> _TO DO_:
Down to the last character, write out the records below.

> _INFORMATION PROVIDED_:
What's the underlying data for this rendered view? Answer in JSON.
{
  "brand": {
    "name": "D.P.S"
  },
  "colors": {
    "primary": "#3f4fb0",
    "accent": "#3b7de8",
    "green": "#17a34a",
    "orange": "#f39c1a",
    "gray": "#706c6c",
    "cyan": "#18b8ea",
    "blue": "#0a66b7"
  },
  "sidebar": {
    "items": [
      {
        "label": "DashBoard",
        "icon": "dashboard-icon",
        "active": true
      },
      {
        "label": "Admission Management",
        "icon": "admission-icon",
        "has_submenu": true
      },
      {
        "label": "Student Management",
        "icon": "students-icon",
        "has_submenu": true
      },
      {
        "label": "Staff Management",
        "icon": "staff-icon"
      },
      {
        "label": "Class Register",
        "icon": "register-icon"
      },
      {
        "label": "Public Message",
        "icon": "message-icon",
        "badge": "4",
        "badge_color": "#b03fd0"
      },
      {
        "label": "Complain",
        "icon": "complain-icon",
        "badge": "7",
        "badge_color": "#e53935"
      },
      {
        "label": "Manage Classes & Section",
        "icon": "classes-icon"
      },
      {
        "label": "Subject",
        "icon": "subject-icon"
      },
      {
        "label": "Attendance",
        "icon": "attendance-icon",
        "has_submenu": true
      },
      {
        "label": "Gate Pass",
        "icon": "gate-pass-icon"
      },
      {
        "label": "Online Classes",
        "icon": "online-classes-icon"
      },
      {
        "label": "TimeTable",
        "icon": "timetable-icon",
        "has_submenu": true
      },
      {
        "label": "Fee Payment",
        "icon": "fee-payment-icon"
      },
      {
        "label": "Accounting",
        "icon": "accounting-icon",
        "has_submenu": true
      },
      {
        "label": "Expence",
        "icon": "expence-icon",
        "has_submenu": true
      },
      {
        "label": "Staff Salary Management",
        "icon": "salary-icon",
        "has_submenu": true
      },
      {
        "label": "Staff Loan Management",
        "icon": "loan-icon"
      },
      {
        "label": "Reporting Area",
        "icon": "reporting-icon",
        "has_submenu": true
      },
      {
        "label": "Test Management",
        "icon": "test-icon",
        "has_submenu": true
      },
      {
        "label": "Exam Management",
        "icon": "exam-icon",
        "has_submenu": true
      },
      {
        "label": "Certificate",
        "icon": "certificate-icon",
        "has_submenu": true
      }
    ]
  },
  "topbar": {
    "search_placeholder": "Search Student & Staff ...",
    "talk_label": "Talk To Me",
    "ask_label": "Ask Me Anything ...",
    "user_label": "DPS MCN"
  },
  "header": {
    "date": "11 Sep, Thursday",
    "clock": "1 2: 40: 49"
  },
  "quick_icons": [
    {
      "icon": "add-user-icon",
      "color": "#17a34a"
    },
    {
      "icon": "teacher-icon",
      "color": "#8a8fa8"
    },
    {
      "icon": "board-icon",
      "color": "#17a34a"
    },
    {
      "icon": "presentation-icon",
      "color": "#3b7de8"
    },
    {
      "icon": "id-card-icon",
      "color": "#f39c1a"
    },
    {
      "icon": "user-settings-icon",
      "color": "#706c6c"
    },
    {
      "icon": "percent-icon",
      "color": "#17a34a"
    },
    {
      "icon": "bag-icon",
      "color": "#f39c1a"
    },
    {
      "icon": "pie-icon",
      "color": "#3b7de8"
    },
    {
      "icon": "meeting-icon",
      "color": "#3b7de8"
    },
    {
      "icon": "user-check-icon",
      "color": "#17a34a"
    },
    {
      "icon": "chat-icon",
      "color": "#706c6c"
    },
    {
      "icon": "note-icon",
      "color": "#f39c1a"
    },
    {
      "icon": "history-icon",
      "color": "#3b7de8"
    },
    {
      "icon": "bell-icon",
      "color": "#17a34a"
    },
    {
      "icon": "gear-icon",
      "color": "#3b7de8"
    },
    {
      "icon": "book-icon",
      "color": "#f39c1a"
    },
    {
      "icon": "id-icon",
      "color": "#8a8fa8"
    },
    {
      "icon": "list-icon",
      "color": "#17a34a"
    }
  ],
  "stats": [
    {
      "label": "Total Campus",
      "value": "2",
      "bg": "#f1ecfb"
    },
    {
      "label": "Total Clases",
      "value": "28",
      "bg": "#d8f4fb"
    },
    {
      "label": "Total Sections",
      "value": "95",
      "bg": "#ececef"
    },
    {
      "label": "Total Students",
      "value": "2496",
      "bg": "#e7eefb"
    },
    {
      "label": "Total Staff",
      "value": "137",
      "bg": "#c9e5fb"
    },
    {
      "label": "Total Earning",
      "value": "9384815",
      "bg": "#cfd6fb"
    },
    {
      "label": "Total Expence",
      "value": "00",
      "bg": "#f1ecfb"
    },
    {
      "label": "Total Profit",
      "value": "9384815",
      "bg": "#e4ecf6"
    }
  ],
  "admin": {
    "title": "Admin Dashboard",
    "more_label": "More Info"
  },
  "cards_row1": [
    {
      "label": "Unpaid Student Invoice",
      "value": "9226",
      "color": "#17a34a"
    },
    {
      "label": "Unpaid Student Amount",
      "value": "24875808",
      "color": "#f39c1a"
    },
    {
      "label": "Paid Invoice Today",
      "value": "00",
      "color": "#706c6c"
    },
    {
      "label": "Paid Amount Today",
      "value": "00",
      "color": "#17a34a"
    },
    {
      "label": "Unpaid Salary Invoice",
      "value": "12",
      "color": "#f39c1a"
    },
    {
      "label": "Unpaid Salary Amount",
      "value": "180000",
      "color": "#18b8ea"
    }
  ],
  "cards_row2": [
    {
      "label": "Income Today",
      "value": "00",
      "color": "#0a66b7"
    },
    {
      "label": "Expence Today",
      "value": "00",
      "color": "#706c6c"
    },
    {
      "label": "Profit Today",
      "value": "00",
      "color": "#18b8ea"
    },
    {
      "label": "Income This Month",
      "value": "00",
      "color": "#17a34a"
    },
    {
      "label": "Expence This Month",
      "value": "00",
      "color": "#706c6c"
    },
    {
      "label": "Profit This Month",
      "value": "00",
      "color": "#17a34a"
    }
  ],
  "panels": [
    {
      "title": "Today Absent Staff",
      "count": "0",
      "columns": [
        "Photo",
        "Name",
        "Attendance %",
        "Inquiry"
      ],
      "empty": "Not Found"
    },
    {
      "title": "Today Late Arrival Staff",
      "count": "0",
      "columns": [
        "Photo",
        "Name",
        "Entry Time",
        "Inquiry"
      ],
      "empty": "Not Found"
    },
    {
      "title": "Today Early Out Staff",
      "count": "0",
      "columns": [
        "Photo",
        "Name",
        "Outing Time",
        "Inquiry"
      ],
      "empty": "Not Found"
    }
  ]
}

> _REPLY TO THE TASK_:
What's the underlying data for this rendered view? Answer in JSON.
{
  "brand": {
    "name": "D.P.S"
  },
  "colors": {
    "primary": "#3f4fb0",
    "accent": "#3b7de8",
    "green": "#17a34a",
    "orange": "#f39c1a",
    "gray": "#706c6c",
    "cyan": "#18b8ea",
    "blue": "#0a66b7"
  },
  "sidebar": {
    "items": [
      {
        "label": "DashBoard",
        "icon": "dashboard-icon",
        "active": true
      },
      {
        "label": "Admission Management",
        "icon": "admission-icon",
        "has_submenu": true
      },
      {
        "label": "Student Management",
        "icon": "students-icon",
        "has_submenu": true
      },
      {
        "label": "Staff Management",
        "icon": "staff-icon"
      },
      {
        "label": "Class Register",
        "icon": "register-icon"
      },
      {
        "label": "Public Message",
        "icon": "message-icon",
        "badge": "4",
        "badge_color": "#b03fd0"
      },
      {
        "label": "Complain",
        "icon": "complain-icon",
        "badge": "7",
        "badge_color": "#e53935"
      },
      {
        "label": "Manage Classes & Section",
        "icon": "classes-icon"
      },
      {
        "label": "Subject",
        "icon": "subject-icon"
      },
      {
        "label": "Attendance",
        "icon": "attendance-icon",
        "has_submenu": true
      },
      {
        "label": "Gate Pass",
        "icon": "gate-pass-icon"
      },
      {
        "label": "Online Classes",
        "icon": "online-classes-icon"
      },
      {
        "label": "TimeTable",
        "icon": "timetable-icon",
        "has_submenu": true
      },
      {
        "label": "Fee Payment",
        "icon": "fee-payment-icon"
      },
      {
        "label": "Accounting",
        "icon": "accounting-icon",
        "has_submenu": true
      },
      {
        "label": "Expence",
        "icon": "expence-icon",
        "has_submenu": true
      },
      {
        "label": "Staff Salary Management",
        "icon": "salary-icon",
        "has_submenu": true
      },
      {
        "label": "Staff Loan Management",
        "icon": "loan-icon"
      },
      {
        "label": "Reporting Area",
        "icon": "reporting-icon",
        "has_submenu": true
      },
      {
        "label": "Test Management",
        "icon": "test-icon",
        "has_submenu": true
      },
      {
        "label": "Exam Management",
        "icon": "exam-icon",
        "has_submenu": true
      },
      {
        "label": "Certificate",
        "icon": "certificate-icon",
        "has_submenu": true
      }
    ]
  },
  "topbar": {
    "search_placeholder": "Search Student & Staff ...",
    "talk_label": "Talk To Me",
    "ask_label": "Ask Me Anything ...",
    "user_label": "DPS MCN"
  },
  "header": {
    "date": "11 Sep, Thursday",
    "clock": "1 2: 40: 49"
  },
  "quick_icons": [
    {
      "icon": "add-user-icon",
      "color": "#17a34a"
    },
    {
      "icon": "teacher-icon",
      "color": "#8a8fa8"
    },
    {
      "icon": "board-icon",
      "color": "#17a34a"
    },
    {
      "icon": "presentation-icon",
      "color": "#3b7de8"
    },
    {
      "icon": "id-card-icon",
      "color": "#f39c1a"
    },
    {
      "icon": "user-settings-icon",
      "color": "#706c6c"
    },
    {
      "icon": "percent-icon",
      "color": "#17a34a"
    },
    {
      "icon": "bag-icon",
      "color": "#f39c1a"
    },
    {
      "icon": "pie-icon",
      "color": "#3b7de8"
    },
    {
      "icon": "meeting-icon",
      "color": "#3b7de8"
    },
    {
      "icon": "user-check-icon",
      "color": "#17a34a"
    },
    {
      "icon": "chat-icon",
      "color": "#706c6c"
    },
    {
      "icon": "note-icon",
      "color": "#f39c1a"
    },
    {
      "icon": "history-icon",
      "color": "#3b7de8"
    },
    {
      "icon": "bell-icon",
      "color": "#17a34a"
    },
    {
      "icon": "gear-icon",
      "color": "#3b7de8"
    },
    {
      "icon": "book-icon",
      "color": "#f39c1a"
    },
    {
      "icon": "id-icon",
      "color": "#8a8fa8"
    },
    {
      "icon": "list-icon",
      "color": "#17a34a"
    }
  ],
  "stats": [
    {
      "label": "Total Campus",
      "value": "2",
      "bg": "#f1ecfb"
    },
    {
      "label": "Total Clases",
      "value": "28",
      "bg": "#d8f4fb"
    },
    {
      "label": "Total Sections",
      "value": "95",
      "bg": "#ececef"
    },
    {
      "label": "Total Students",
      "value": "2496",
      "bg": "#e7eefb"
    },
    {
      "label": "Total Staff",
      "value": "137",
      "bg": "#c9e5fb"
    },
    {
      "label": "Total Earning",
      "value": "9384815",
      "bg": "#cfd6fb"
    },
    {
      "label": "Total Expence",
      "value": "00",
      "bg": "#f1ecfb"
    },
    {
      "label": "Total Profit",
      "value": "9384815",
      "bg": "#e4ecf6"
    }
  ],
  "admin": {
    "title": "Admin Dashboard",
    "more_label": "More Info"
  },
  "cards_row1": [
    {
      "label": "Unpaid Student Invoice",
      "value": "9226",
      "color": "#17a34a"
    },
    {
      "label": "Unpaid Student Amount",
      "value": "24875808",
      "color": "#f39c1a"
    },
    {
      "label": "Paid Invoice Today",
      "value": "00",
      "color": "#706c6c"
    },
    {
      "label": "Paid Amount Today",
      "value": "00",
      "color": "#17a34a"
    },
    {
      "label": "Unpaid Salary Invoice",
      "value": "12",
      "color": "#f39c1a"
    },
    {
      "label": "Unpaid Salary Amount",
      "value": "180000",
      "color": "#18b8ea"
    }
  ],
  "cards_row2": [
    {
      "label": "Income Today",
      "value": "00",
      "color": "#0a66b7"
    },
    {
      "label": "Expence Today",
      "value": "00",
      "color": "#706c6c"
    },
    {
      "label": "Profit Today",
      "value": "00",
      "color": "#18b8ea"
    },
    {
      "label": "Income This Month",
      "value": "00",
      "color": "#17a34a"
    },
    {
      "label": "Expence This Month",
      "value": "00",
      "color": "#706c6c"
    },
    {
      "label": "Profit This Month",
      "value": "00",
      "color": "#17a34a"
    }
  ],
  "panels": [
    {
      "title": "Today Absent Staff",
      "count": "0",
      "columns": [
        "Photo",
        "Name",
        "Attendance %",
        "Inquiry"
      ],
      "empty": "Not Found"
    },
    {
      "title": "Today Late Arrival Staff",
      "count": "0",
      "columns": [
        "Photo",
        "Name",
        "Entry Time",
        "Inquiry"
      ],
      "empty": "Not Found"
    },
    {
      "title": "Today Early Out Staff",
      "count": "0",
      "columns": [
        "Photo",
        "Name",
        "Outing Time",
        "Inquiry"
      ],
      "empty": "Not Found"
    }
  ]
}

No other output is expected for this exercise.